▶ **Activity**
Would you give the entries below again, precisely as they are written?

▶ **Data supplied**
_ _ _ _ _
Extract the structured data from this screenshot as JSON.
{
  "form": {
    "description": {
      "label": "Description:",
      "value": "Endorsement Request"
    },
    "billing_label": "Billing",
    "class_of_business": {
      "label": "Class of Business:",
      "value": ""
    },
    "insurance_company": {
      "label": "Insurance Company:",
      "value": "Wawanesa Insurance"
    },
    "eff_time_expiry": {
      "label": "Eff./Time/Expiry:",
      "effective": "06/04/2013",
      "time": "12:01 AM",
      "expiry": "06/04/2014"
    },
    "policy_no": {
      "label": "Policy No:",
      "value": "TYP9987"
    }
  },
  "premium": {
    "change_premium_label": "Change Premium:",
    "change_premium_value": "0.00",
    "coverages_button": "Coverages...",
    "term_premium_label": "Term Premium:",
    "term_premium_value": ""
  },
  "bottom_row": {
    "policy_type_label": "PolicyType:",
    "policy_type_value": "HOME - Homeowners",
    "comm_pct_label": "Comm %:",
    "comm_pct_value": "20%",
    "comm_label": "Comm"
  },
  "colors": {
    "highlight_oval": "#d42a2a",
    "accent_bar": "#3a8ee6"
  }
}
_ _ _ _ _
▶ **Solved exercise**
Extract the structured data from this screenshot as JSON.
{
  "form": {
    "description": {
      "label": "Description:",
      "value": "Endorsement Request"
    },
    "billing_label": "Billing",
    "class_of_business": {
      "label": "Class of Business:",
      "value": ""
    },
    "insurance_company": {
      "label": "Insurance Company:",
      "value": "Wawanesa Insurance"
    },
    "eff_time_expiry": {
      "label": "Eff./Time/Expiry:",
      "effective": "06/04/2013",
      "time": "12:01 AM",
      "expiry": "06/04/2014"
    },
    "policy_no": {
      "label": "Policy No:",
      "value": "TYP9987"
    }
  },
  "premium": {
    "change_premium_label": "Change Premium:",
    "change_premium_value": "0.00",
    "coverages_button": "Coverages...",
    "term_premium_label": "Term Premium:",
    "term_premium_value": ""
  },
  "bottom_row": {
    "policy_type_label": "PolicyType:",
    "policy_type_value": "HOME - Homeowners",
    "comm_pct_label": "Comm %:",
    "comm_pct_value": "20%",
    "comm_label": "Comm"
  },
  "colors": {
    "highlight_oval": "#d42a2a",
    "accent_bar": "#3a8ee6"
  }
}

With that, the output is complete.